Sure, an MVP trophy would be great. But winning a World Series championship would be better.
Interviews from earlier this month had the Cuban slugger angling for the MVP as his primary goal. That's not his focus, he said.
"I want to clear that up because I know that was mentioned from a few interviews," Cespedes said through an interpreter on Monday. "The MVP thing, that's obviously a goal, but that's not really what I go out there in mind with."
He was eighth in NL MVP voting last year -- his highest finish of his five-year career -- after his 31 home runs and 86 RBIs helped the Mets reach the NL wild-card game.
The talk of him possibly having an MVP season, his 2015 Gold Glove Award and 2016 Silver Slugger Award -- all of those honors aren't as important to him as a successful postseason for his team.

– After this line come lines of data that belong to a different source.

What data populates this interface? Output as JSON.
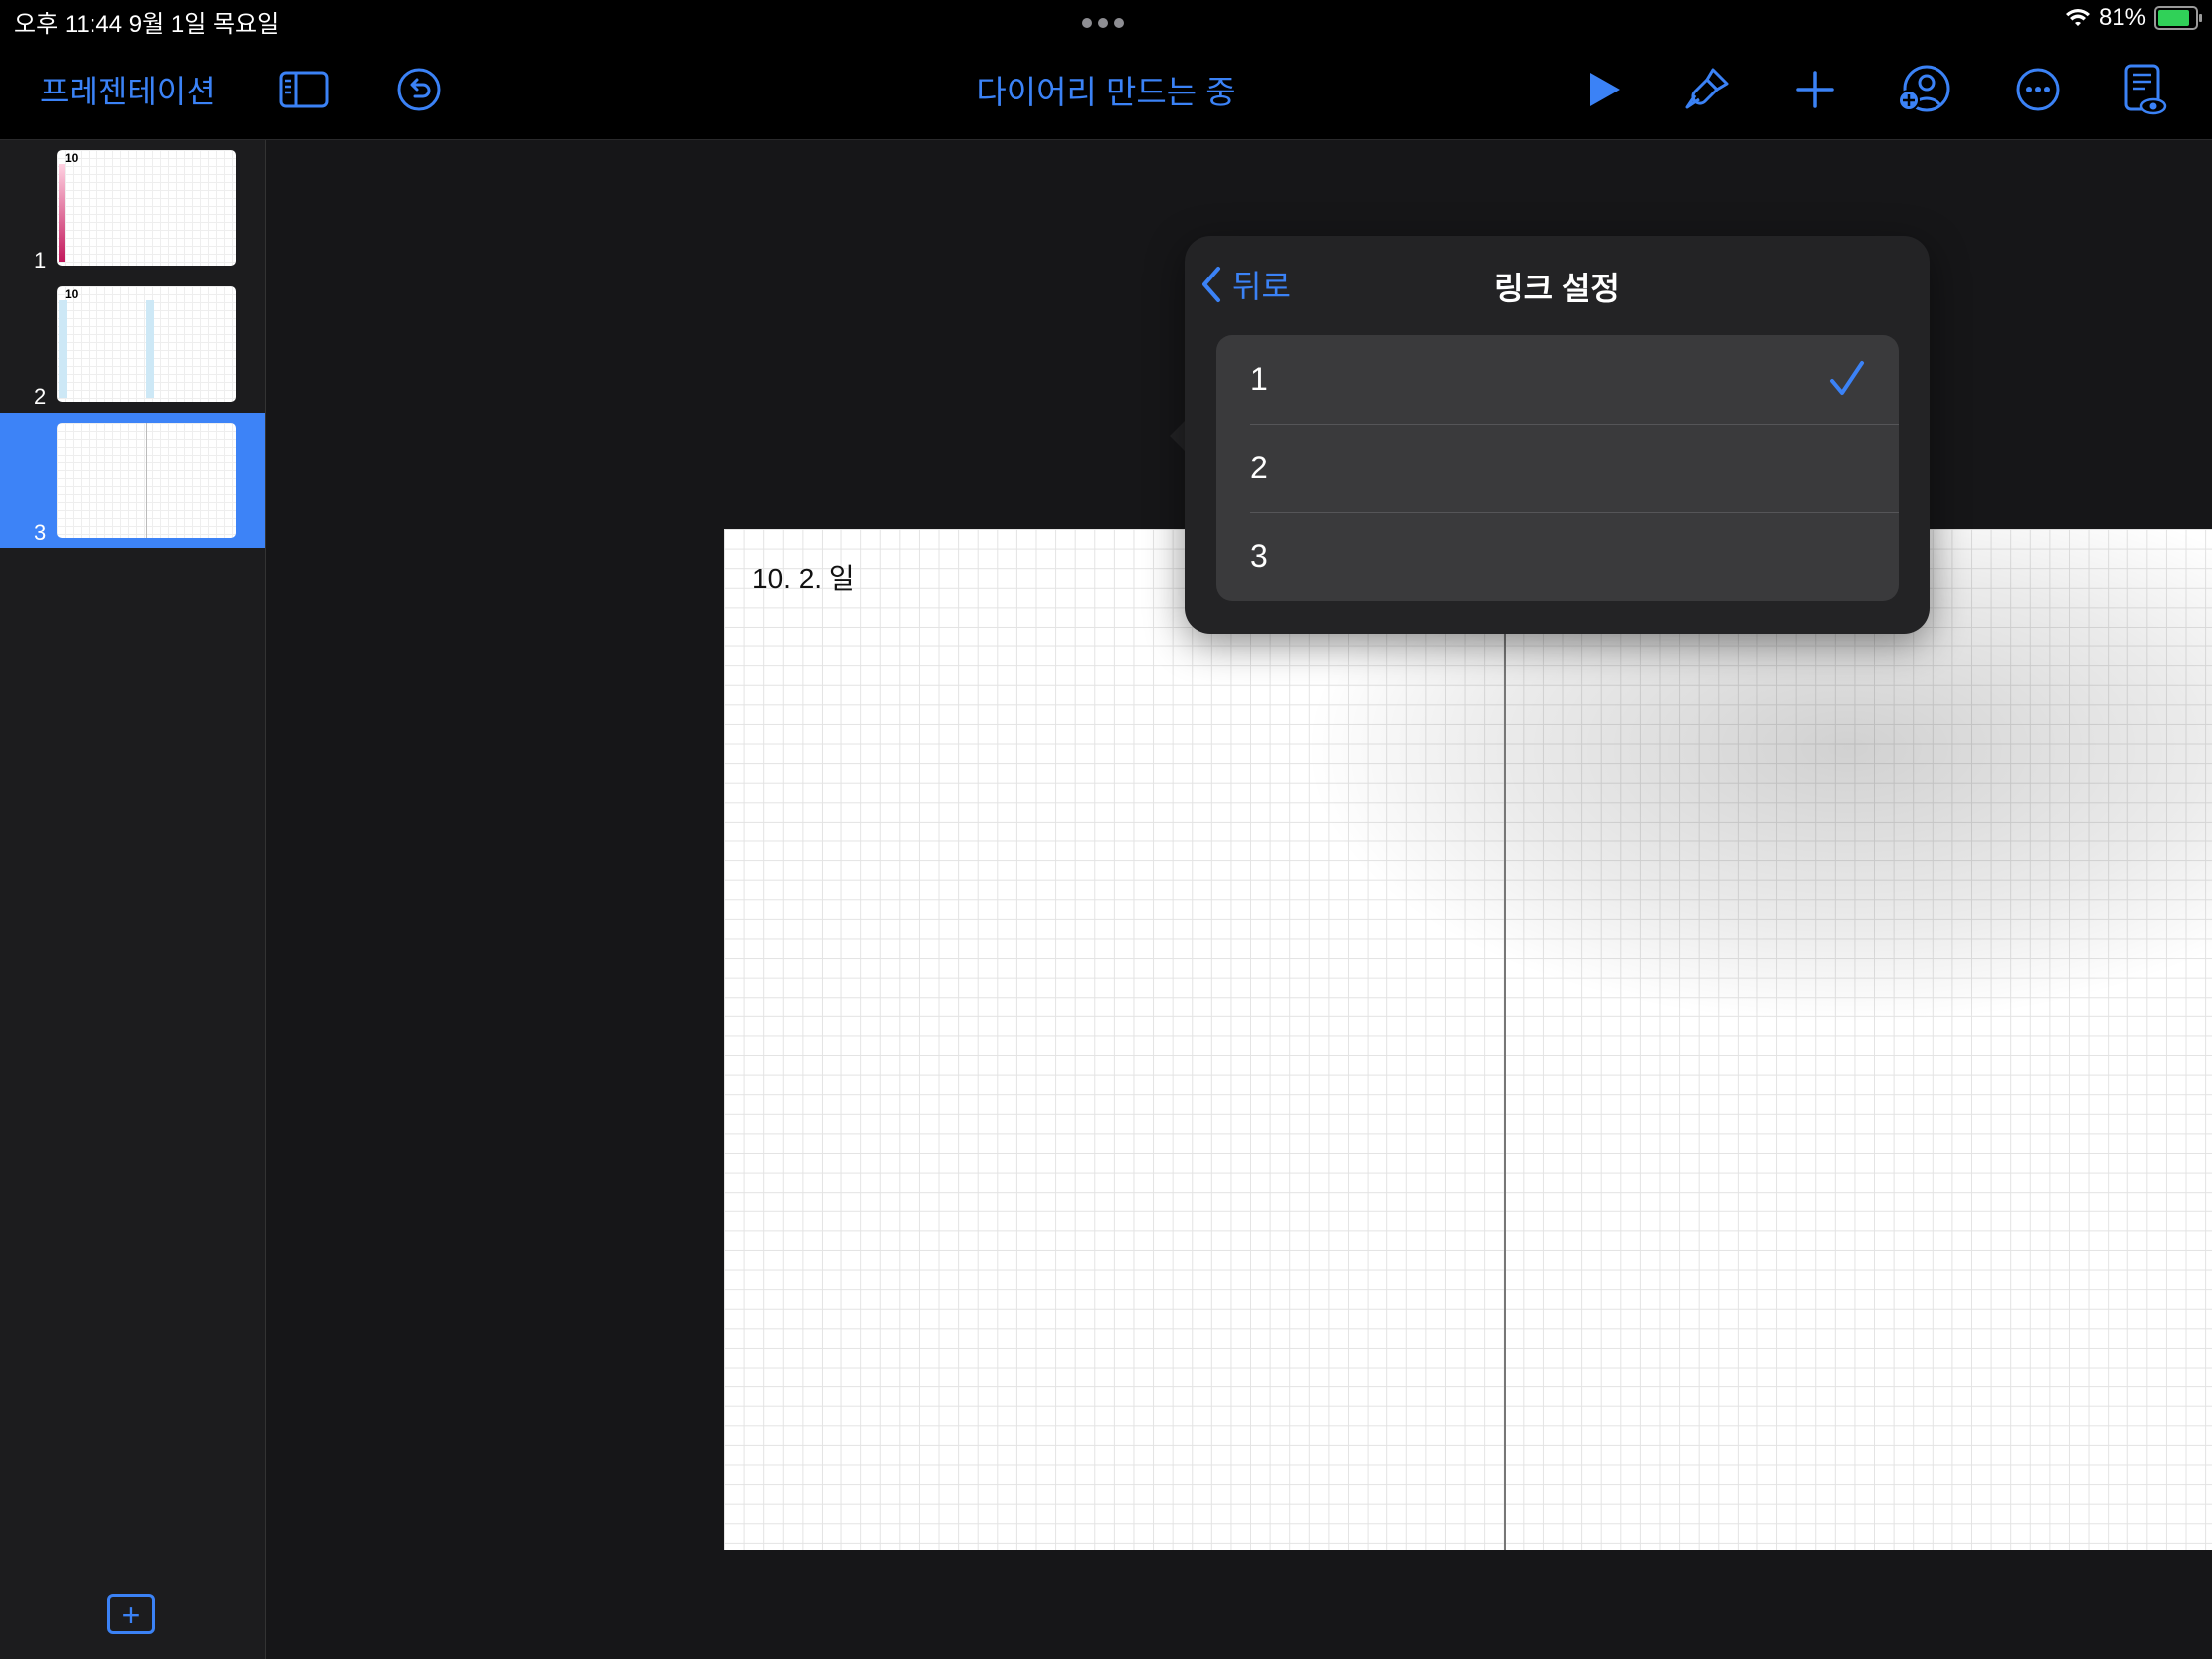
{
  "status_bar": {
    "time_date": "오후 11:44   9월 1일 목요일",
    "battery_percent": "81%",
    "battery_level": 0.81,
    "wifi_icon": "wifi-icon",
    "battery_icon": "battery-charging-icon"
  },
  "toolbar": {
    "presentation_label": "프레젠테이션",
    "document_title": "다이어리 만드는 중",
    "icons": [
      "sidebar-toggle-icon",
      "undo-icon",
      "play-icon",
      "format-brush-icon",
      "plus-icon",
      "collaborate-icon",
      "more-icon",
      "presenter-notes-icon"
    ],
    "accent_color": "#3b82f6"
  },
  "sidebar": {
    "slides": [
      {
        "number": "1",
        "header": "10"
      },
      {
        "number": "2",
        "header": "10"
      },
      {
        "number": "3",
        "header": ""
      }
    ],
    "selected_slide": "3",
    "selected_color": "#3d83f7"
  },
  "slide": {
    "date_text": "10. 2. 일"
  },
  "popover": {
    "back_label": "뒤로",
    "title": "링크 설정",
    "options": [
      "1",
      "2",
      "3"
    ],
    "selected_option": "1"
  }
}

"What I go out in mind with is helping the team win," Cespedes said. "The team comes first. I like to prepare and will continue to prepare as if it [the MVP] is one of my goals. But the team comes first, then [MVP]. If that comes, great. If not, so be it."
"We know we can win a World Series," he said.
The 31-year-old Cespedes looks the part of a superstar who can literally carry a club during a pennant chase. His chiseled body is more massive and pronounced than ever, a product of dedication and his early arrival at the complex's nearby training facility.
"I've been working on trying to keep my legs healthy and strong. Any injury I've had has usually been with my legs," said Cespedes, who missed time last season with a quadriceps injury. "I've worked on that so I can last throughout the season. I definitely feel bigger."
His mental comfort settled in once he put his name on a four-year, $110 million contract the Mets offered in late November after he opted out of his New York deal earlier in the month.
Now, after being shipped from Oakland to Boston to Detroit to New York in his first four years, the two-time All-Star knows Citi Field will be home for some time.
"I think your mind is really like the fundamental basis of this game. Just knowing that I'm going to be here for a while is just one less thing on my mind," Cespedes said.
The 24-year-old Conforto, who would be the third lefty-hitting outfielder on the roster, enjoys watching Cespedes play and admires his approach to the game and life.
"His work ethic this year is off the charts," Conforto said. "He's taken a leadership role [in the outfield]. He's all about having fun out there and making plays. And he's a fun-loving guy. He's got his own ranch and works on his own property.
"He's really one of the most interesting people I've ever met," he said.